Honestly, making this recipe was a bit of a stretch for me. As a recovering vegan/vegetarian, I still have trouble handling raw meat, never mind raw livers? That’s a whole new level of food closeness that I wasn’t sure I wanted to have. Which is why (despite the fact that I now really enjoy eating liver pâté) I cringed at the idea of actually preparing it. Would it be viscous, and slippery and gross?
A little. But it also felt very intimate, almost sacred, as if the animals whose livers I was touching were being honored in a way I hadn’t considered before. It is only when we learn to consume the whole animal, without waste, that we can begin to honor the sacrifice of its death. No living being should ever have to die for food without this most basic respect.
Liver pâté is a way to use parts of the animal that are, sadly, usually wasted. But it also happens to be tasty, and very, very nourishing. Which is why it was a part of traditional kitchens for a long time before falling out of favor for a while. Liver is a superfood, really, because its concentration of nutrients is unparalleled. It contains a lot of folate, which makes it a vital food for fertility and pregnancy. Loaded with iron and vitamin B12, it also helps prevent anemia, and supports the thyroid because of its high levels of selenium. Many vitamins are stored within liver: A, D, E, and K, as well as many minerals, such as zinc. Liver is, in other words, a very concentrated source of nutrients.

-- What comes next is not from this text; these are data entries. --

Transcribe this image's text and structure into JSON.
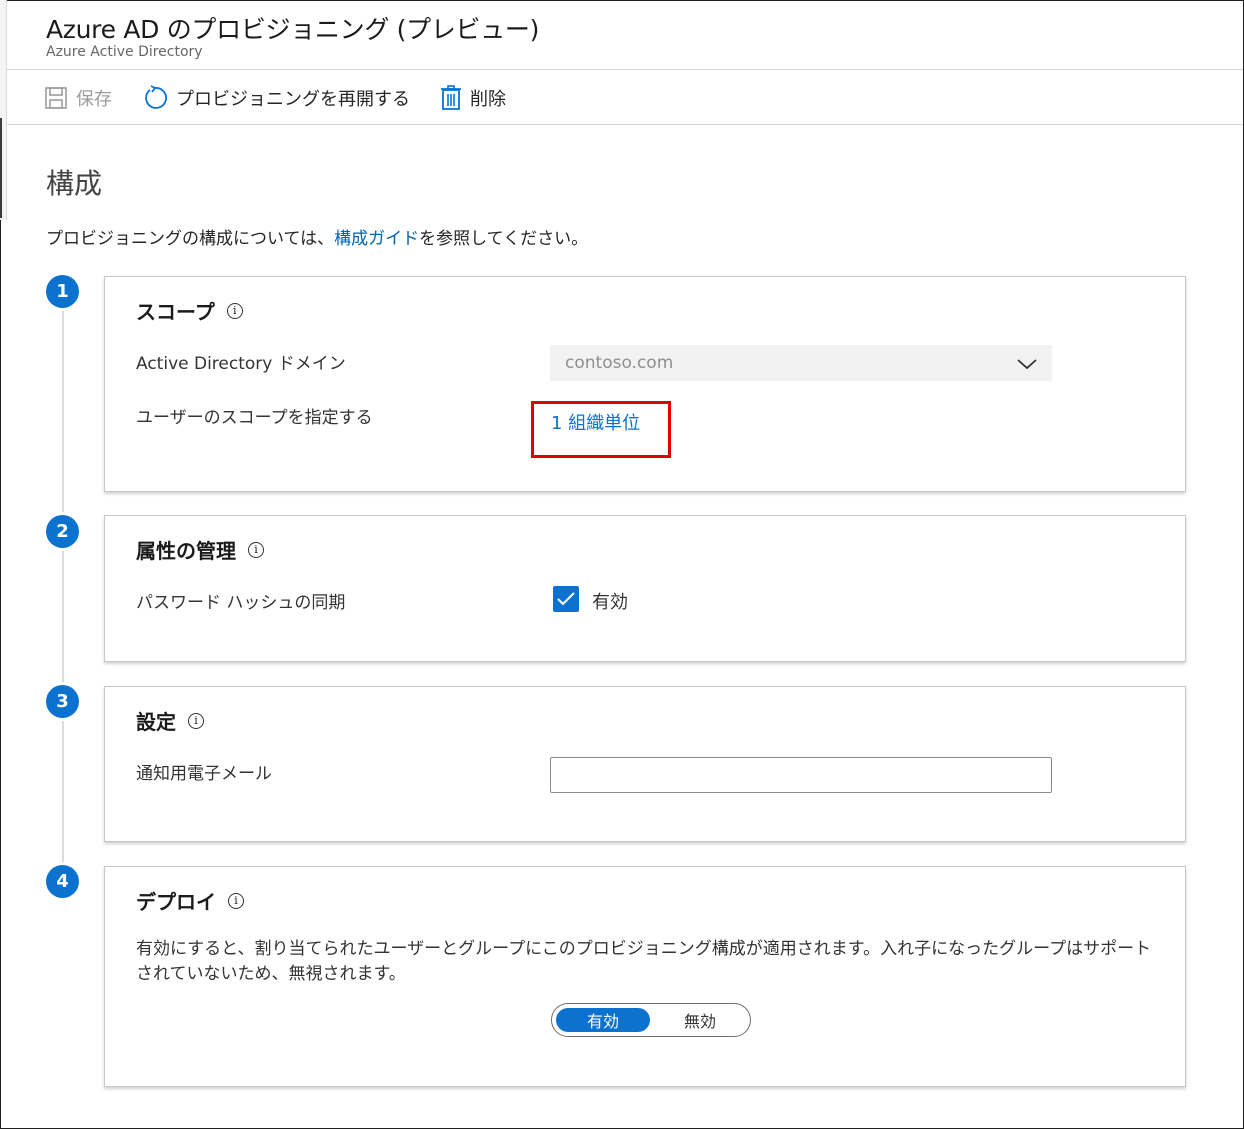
{
  "header": {
    "title": "Azure AD のプロビジョニング (プレビュー)",
    "subtitle": "Azure Active Directory"
  },
  "toolbar": {
    "save_label": "保存",
    "restart_label": "プロビジョニングを再開する",
    "delete_label": "削除"
  },
  "main": {
    "section_title": "構成",
    "intro_before": "プロビジョニングの構成については、",
    "intro_link": "構成ガイド",
    "intro_after": "を参照してください。"
  },
  "steps": [
    {
      "number": "1",
      "title": "スコープ",
      "domain_label": "Active Directory ドメイン",
      "domain_value": "contoso.com",
      "user_scope_label": "ユーザーのスコープを指定する",
      "user_scope_link": "1 組織単位"
    },
    {
      "number": "2",
      "title": "属性の管理",
      "phs_label": "パスワード ハッシュの同期",
      "phs_checkbox_label": "有効",
      "phs_checked": true
    },
    {
      "number": "3",
      "title": "設定",
      "email_label": "通知用電子メール",
      "email_value": ""
    },
    {
      "number": "4",
      "title": "デプロイ",
      "description": "有効にすると、割り当てられたユーザーとグループにこのプロビジョニング構成が適用されます。入れ子になったグループはサポートされていないため、無視されます。",
      "toggle_on": "有効",
      "toggle_off": "無効",
      "toggle_selected": "有効"
    }
  ],
  "colors": {
    "accent": "#0b72d0",
    "highlight": "#e00000",
    "link": "#0063b1"
  },
  "icons": [
    "save-icon",
    "refresh-icon",
    "trash-icon",
    "info-icon",
    "chevron-down-icon",
    "checkmark-icon"
  ]
}
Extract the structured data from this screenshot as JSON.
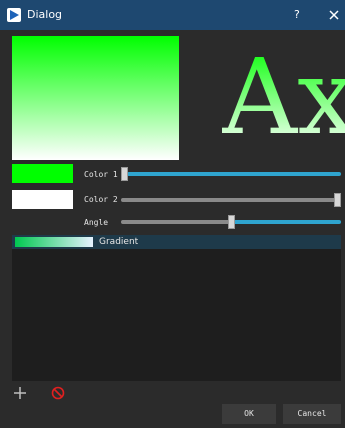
{
  "window": {
    "title": "Dialog",
    "help_label": "?",
    "close_icon": "close-icon",
    "accent": "#1e4870"
  },
  "preview": {
    "sample_text": "Ax",
    "gradient_colors": [
      "#00ff00",
      "#ffffff"
    ]
  },
  "controls": {
    "color1": {
      "label": "Color 1",
      "swatch": "#00ff00",
      "slider_value": 0.0
    },
    "color2": {
      "label": "Color 2",
      "swatch": "#ffffff",
      "slider_value": 1.0
    },
    "angle": {
      "label": "Angle",
      "slider_value": 0.5
    }
  },
  "gradient_list": {
    "items": [
      {
        "label": "Gradient",
        "colors": [
          "#00c850",
          "#e6f2ff"
        ]
      }
    ]
  },
  "toolbar": {
    "add_icon": "plus-icon",
    "remove_icon": "prohibited-icon"
  },
  "buttons": {
    "ok_label": "OK",
    "cancel_label": "Cancel"
  }
}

Having said that, it’s very important to choose livers that come from pasture-raised chickens. Not because livers are detoxifying organs (yes, they help neutralize toxins but they do not actually store them), but because raising animals on pasture simply yields the healthiest animals, and therefore the healthiest meats and organs. The concentration of nutrients in animals that have been raised as nature intended is unparalleled, and something we should be committed to for our well-being.
If you are new to liver, I would recommend trying chicken liver first, as beef liver is very strong in flavor and very gamey, therefore not the best introduction to liver products, in my opinion. For a clean source of chicken livers, check with your local farmer, or consult the Eat Wild website.
If you’d rather not make the pâté, but still want to benefit from eating this nutritional powerhouse, look for clean sources of pre-made liver pâté. They can be difficult to find, but are becoming increasingly available. If you live in the Bay area, Three Stone Hearth is a wonderful resource – they only use very clean ingredients and make their food fresh, each day, using traditional methods. I highly recommend them (and no, they don’t pay me to say this), and I have been purchasing their chicken liver pâté for a long time, and love it. It’s just that after all these years, I wanted a change, and to try different flavors and ingredients. And so I set about learning to make my own. This is the result. Hope you enjoy…
Pink peppercorns are dried shrub berries from the Brazilian pepper tree. They add a fruity, peppery flavor to dishes, and impart a gorgeous bright pink color, as well. Add them to salads, vegetables, meats, or anywhere that you would like a bright and peppery flavor. Since they are fragile and much oilier than black peppercorns, pink peppercorns cannot be ground in a traditional pepper mill, but must be ground in a mortar and pestle, or with a knife instead. Warning: as members of the cashew family, pink peppercorns can trigger strong allergic reactions in people with tree nut allergies. In large quantities, it appears that they can also cause toxic reactions in some people. Consult with your doctor before consuming pink peppercorns.
Do you make liver pâté? How do you prepare yours? Please share in the comment box below.
Love and health!
Herbed Chicken Liver Pâté
Servings: makes about 1 cup
1 teaspoon ghee or coconut oil
1/4 yellow onion, diced small
3 cloves garlic, minced
1/2 lb chicken livers, rinsed, dried, white connective tissue trimmed
1 kale leaf, de-stemmed, roughly chopped
a few flat-leaf parsley leaves
2 sage leaves
leaves from 2 sprigs of thyme
3 tablespoons ghee
1 tablespoon ume plum vinegar (or balsamic vinegar)
1/2 teaspoon sea salt
2 teaspoons pink peppercorns
2 tablespoons ghee (or butter)
Preheat a small sauté pan on medium heat. Melt 1 teaspoon ghee (or coconut oil) and add the onion and garlic with a pinch of sea salt. Cook, stirring often until the onion is translucent, about 5 minutes.
Add the chicken livers to the pan and cook, stirring regularly, until browned and cooked through, about 6-8 minutes.
Transfer the livers and onions into a food processor. Add the rest of the ingredients (except for 2 tablespoons ghee), and process on high until completely smooth, about 2 minutes. You may need to stop and scrape the sides a few times. Transfer to a small glass jar.
Melt the remaining 2 tablespoons ghee (or butter) gently and add to the top of the pâté. Refrigerate until firm, at least 2 hours.
Serve with fresh bread, apple slices, raw vegetables or crackers.